The Museum at Central School will host a one-night screening of the Montana Film Festival Roadshow’s Montana-made, critically acclaimed feature film “Wildlife” at 7 p.m. Friday, Jan. 11, at the Museum at Central School, 124 Second Ave E., in Kalispell. This may be the only chance to see this film playing in Kalispell.
In the story based on Richard Ford’s novel by the same name, 14-year-old Joe (Ed Oxenbould) is the only child of Jeanette and Jerry — a housewife (Carey Mulligan) and a golf pro (Jake Gyllenhaal) — living in Great Falls in the 1960s. Nearby, an uncontrolled forest fire rages close to the Canadian border, and when Jerry loses his job — and his sense of purpose — he decides to join the cause of fighting the fire, leaving his wife and son to fend for themselves. Suddenly forced into the role of an adult, Joe witnesses his mother’s struggle as she tries to keep her head above water.
Actor Paul Dano makes an impressive debut as a filmmaker and — along with co-writer Zoe Kazan — elegantly adapts Ford’s novel. Mulligan delivers one of her finest performances as a complex woman whose self-determination and self-involvement disrupts the values and expectations of the 1960s nuclear family. With precise details and textures of its specific time and place, “Wildlife” exposes the viewpoint of a teenage boy observing the gradual dissolution of his parents’ marriage.

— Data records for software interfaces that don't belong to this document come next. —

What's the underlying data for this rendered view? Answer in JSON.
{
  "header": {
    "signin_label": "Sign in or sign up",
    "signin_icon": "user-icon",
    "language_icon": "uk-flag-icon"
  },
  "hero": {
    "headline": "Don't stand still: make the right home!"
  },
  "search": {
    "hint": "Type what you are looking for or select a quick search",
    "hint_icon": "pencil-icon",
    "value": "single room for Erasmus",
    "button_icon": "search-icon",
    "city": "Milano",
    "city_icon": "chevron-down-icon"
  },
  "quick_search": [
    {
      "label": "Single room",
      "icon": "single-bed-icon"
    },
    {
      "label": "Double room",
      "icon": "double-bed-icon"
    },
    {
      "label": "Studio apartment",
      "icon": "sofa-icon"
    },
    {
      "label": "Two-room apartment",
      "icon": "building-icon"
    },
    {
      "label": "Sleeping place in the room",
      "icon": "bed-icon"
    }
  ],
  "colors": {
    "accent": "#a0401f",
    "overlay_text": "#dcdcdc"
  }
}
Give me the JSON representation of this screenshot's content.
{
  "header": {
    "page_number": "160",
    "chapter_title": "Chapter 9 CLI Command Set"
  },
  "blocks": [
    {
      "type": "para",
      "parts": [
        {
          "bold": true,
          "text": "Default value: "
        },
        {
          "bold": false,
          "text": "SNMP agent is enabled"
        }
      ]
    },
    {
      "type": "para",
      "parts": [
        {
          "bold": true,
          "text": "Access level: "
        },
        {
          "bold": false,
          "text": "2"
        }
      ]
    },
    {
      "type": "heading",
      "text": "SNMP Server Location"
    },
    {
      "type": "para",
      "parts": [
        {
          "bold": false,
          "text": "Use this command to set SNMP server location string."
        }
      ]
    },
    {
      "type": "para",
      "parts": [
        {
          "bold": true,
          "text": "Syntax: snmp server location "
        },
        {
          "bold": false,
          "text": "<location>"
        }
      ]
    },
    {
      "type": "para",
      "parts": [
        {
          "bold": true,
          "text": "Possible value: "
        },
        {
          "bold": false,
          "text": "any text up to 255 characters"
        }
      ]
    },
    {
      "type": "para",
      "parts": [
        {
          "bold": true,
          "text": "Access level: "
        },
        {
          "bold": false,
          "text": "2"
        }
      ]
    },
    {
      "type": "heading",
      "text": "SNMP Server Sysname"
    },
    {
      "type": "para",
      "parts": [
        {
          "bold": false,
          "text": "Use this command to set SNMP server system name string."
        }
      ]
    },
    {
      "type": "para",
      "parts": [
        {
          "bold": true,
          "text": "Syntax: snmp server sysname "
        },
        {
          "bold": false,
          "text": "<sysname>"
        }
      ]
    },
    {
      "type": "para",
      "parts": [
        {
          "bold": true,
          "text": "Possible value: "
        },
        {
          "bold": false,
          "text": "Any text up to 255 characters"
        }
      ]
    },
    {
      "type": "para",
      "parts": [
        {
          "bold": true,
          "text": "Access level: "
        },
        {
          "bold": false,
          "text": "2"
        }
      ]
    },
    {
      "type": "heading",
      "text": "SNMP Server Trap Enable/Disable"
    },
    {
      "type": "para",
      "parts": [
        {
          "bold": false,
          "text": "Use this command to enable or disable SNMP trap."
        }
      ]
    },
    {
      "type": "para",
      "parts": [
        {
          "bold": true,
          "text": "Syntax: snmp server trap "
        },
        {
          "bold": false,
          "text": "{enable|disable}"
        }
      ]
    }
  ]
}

Travis Bruyer, the founder and director of the Montana Institute for the Arts in Kalispell, was involved in the production of “Wildlife.”
Raised in Kalispell, Bruyer studied film and television at Montana State University, prior to enlisting in the U.S. Coast Guard. During his military career he worked in search and rescue, immigration and law enforcement. After active duty he has worked in a wide variety of investigative and law enforcement capacities.
In his roughly 20-year career in Montana and Flathead County law enforcement, Bruyer has served in defensive tactical, and as a detective, patrol and public information officer.
After seeing the need for accuracy and realism in the portrayal of military and law enforcement on the screen, he became involved in the film industry, initially in security and as a consultant, and then appearing in a number of films.
In a small role in the beginning of “Wildlife,” Bruyer plays a Forest Service officer explaining fire dangers to the community.
“I was called by the casting director and sent a read of the script,” Bruyer said. He was hired and spent a couple days with Dano filming in Livingston.
Bruyer founded the Montana Institute for the Arts in February of 2017 together with writer and director Michael Polish and his wife, actress Kate Bosworth.
“After working on a number of sets, I saw that Montana people were often not being paid,” Bruyer said. “I started this nonprofit to grow the workforce in the industry, put people to work and keep the money in Montana.”
The Montana Institute offered a film class in 2017 taught by Polish and Bosworth. They found the students who took advantage of the unique opportunity became immersed not just in learning more about the film industry but also more about themselves.
“Everybody’s life has a story,” he said.
The institute plans to partner with Flathead Valley Community College in 2019 to offer another film class.
Bruyer will be introducing the screening of “Wildlife” at the Museum at Central School.
Tickets are $10 and are only available at the museum. Proceeds from ticket sales will be split equally between the Montana Film Festival and the Northwest Montana Historical Society.
The show is expected to sell out. Wine, beer, pop and water will be available for purchase. Seating is provided, but guests can bring their own floor pillows, portable chairs, or whatever is comfortable for viewing the film. Call 756-8381 for more information.